I’m the farthest thing from a scientist, but I have tremendous respect for those who can work that side of the brain. What I admire about scientists is how they draw conclusions. They don’t work much with feelings. They work with facts.
I recently spoke at a large university and talked with the students about negative self-talk. (If you’ve seen me speak, you’ve probably heard me talk about the “mental heckler.”) So many of them doubt their ability to compete at this high level institution. They fear the workload and question their social skills. In spite of their previous academic success, a lot of these folks are really insecure.
Scientists, I explained, form hypotheses, but they don’t draw conclusions based on their feelings. They use a systematic approach to obtaining truth. First they conduct an experiment. Then they analyze the data. Finally, a conclusion is drawn. In other words, instead of accepting their hunch as absolute truth, they take action with an outcome in mind, and then see what happens.
I think that’s a great way for us to measure ourselves. We need to approach life as an experiment. We need to put ourselves out there, pursue goals with everything we’ve got and then see how we do. Only then will we know the truth about our ability.

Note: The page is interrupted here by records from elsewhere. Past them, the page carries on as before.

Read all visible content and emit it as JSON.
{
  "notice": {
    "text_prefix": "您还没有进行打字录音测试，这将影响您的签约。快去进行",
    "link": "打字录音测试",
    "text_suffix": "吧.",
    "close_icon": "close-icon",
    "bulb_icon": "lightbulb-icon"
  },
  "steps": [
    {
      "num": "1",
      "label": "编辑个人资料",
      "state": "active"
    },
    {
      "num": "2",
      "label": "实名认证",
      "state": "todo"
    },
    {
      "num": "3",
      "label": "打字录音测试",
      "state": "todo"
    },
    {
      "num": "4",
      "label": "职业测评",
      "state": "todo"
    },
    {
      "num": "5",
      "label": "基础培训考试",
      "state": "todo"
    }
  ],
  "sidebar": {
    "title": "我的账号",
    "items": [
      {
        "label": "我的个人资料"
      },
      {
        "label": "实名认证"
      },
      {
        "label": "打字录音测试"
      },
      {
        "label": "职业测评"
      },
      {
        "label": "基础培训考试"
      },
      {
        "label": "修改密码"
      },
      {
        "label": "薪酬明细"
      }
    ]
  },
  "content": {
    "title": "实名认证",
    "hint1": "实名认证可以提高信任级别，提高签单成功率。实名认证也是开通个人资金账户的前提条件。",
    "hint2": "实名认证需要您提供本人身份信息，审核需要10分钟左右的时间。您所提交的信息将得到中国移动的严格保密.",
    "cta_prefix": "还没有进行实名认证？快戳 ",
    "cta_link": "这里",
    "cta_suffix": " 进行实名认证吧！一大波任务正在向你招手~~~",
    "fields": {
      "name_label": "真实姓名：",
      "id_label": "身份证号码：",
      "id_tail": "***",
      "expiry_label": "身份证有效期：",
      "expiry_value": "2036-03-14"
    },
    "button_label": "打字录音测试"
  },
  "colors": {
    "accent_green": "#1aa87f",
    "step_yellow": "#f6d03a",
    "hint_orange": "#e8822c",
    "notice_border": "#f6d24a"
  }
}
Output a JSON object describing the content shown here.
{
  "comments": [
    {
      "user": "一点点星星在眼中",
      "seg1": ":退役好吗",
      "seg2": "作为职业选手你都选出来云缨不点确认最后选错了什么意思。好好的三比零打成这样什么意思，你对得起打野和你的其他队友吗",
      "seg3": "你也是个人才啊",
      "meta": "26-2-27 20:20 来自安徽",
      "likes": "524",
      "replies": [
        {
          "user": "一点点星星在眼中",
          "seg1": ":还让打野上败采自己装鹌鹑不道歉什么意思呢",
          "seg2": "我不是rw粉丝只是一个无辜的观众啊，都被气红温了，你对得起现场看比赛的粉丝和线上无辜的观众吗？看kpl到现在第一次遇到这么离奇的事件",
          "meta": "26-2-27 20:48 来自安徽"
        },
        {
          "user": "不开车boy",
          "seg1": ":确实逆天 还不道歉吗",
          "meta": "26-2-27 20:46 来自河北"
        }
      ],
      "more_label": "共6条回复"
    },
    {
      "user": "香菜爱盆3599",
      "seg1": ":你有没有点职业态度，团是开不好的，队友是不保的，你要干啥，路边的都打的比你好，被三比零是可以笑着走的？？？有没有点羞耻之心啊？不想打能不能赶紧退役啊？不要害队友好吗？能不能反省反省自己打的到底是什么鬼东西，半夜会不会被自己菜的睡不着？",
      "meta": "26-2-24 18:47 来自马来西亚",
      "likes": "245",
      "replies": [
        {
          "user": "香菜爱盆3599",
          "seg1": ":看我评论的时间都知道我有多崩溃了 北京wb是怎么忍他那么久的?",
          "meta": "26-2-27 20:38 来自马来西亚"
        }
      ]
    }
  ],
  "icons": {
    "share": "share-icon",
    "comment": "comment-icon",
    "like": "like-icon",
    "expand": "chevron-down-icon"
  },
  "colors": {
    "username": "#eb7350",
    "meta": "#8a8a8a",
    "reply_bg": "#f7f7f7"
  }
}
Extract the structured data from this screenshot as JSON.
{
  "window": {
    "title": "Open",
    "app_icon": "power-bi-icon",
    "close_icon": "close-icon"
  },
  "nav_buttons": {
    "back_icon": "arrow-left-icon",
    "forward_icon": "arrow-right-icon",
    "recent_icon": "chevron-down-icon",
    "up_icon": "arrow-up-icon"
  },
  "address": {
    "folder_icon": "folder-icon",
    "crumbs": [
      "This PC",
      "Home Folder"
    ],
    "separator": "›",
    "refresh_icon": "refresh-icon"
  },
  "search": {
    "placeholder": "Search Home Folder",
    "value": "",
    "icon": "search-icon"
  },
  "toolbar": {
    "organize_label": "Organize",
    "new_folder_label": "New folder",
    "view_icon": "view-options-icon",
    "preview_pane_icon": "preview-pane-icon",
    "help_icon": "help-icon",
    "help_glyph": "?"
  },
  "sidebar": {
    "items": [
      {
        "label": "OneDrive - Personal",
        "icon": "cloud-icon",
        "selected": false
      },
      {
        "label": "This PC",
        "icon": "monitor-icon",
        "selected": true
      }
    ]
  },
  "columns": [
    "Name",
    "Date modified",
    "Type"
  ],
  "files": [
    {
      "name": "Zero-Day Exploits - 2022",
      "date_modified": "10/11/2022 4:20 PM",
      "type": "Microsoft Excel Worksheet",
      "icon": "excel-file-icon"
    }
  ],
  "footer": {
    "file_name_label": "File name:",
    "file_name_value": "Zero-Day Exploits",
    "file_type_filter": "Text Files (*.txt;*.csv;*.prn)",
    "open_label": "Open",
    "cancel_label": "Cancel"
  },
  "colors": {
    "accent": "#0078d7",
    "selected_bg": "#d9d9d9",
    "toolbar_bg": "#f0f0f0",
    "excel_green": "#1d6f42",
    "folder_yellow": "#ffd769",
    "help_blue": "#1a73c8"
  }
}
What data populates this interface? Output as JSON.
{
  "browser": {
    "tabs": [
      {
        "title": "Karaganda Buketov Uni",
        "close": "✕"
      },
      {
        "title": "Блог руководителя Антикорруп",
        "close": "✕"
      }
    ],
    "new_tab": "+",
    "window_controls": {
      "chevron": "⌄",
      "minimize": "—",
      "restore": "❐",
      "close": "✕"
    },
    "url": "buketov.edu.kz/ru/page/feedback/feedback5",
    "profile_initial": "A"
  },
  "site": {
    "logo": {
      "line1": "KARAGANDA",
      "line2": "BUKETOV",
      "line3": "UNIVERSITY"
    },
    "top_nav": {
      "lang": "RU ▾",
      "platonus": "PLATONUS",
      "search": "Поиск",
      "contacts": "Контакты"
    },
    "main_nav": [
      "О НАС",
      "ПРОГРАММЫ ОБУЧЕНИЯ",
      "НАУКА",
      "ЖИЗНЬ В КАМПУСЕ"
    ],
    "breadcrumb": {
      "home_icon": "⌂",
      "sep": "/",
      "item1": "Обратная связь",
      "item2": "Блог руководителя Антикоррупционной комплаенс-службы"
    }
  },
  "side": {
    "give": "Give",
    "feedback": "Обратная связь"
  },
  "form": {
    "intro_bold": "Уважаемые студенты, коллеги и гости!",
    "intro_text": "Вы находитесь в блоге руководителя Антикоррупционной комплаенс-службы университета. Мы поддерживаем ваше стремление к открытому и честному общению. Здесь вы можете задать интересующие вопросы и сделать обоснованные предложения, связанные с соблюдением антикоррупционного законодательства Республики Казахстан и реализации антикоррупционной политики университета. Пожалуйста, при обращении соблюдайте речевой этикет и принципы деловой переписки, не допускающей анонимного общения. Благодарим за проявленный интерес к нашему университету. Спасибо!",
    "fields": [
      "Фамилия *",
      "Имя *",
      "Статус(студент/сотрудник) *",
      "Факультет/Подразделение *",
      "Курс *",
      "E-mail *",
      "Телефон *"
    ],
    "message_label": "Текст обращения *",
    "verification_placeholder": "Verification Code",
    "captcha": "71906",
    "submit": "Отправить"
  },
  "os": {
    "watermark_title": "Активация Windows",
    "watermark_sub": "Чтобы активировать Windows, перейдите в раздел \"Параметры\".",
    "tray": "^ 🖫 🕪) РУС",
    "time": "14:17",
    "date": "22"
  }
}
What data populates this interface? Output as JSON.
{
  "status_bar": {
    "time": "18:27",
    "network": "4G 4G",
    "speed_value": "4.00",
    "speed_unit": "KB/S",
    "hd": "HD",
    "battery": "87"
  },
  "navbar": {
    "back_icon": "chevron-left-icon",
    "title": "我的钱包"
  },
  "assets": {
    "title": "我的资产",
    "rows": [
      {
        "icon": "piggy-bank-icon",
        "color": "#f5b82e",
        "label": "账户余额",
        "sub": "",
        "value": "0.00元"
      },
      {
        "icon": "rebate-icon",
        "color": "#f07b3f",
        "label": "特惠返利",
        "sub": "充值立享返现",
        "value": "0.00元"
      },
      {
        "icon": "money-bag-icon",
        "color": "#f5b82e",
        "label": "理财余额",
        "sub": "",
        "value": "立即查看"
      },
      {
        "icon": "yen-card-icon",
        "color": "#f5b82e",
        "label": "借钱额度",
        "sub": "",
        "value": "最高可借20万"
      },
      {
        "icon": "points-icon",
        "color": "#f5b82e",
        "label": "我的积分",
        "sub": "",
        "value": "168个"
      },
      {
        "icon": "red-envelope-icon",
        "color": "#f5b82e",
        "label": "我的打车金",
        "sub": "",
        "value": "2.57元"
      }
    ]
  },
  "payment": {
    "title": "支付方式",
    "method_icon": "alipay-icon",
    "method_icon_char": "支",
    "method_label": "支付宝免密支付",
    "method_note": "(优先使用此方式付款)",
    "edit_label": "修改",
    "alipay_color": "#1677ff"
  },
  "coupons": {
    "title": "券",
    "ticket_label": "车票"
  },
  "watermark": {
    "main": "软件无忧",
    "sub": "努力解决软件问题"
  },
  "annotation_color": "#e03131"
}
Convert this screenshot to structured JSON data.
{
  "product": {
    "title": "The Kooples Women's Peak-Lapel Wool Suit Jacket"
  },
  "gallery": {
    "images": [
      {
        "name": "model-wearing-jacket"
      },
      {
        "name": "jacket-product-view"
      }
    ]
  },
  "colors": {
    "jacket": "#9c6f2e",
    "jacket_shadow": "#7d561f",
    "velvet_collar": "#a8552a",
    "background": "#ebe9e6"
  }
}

Think you’re not good enough? Think you’ll get rejected? Think you’ll fail? Prove it. Conduct an experiment. Take action and get the facts.
My hypothesis: You’re better than you think.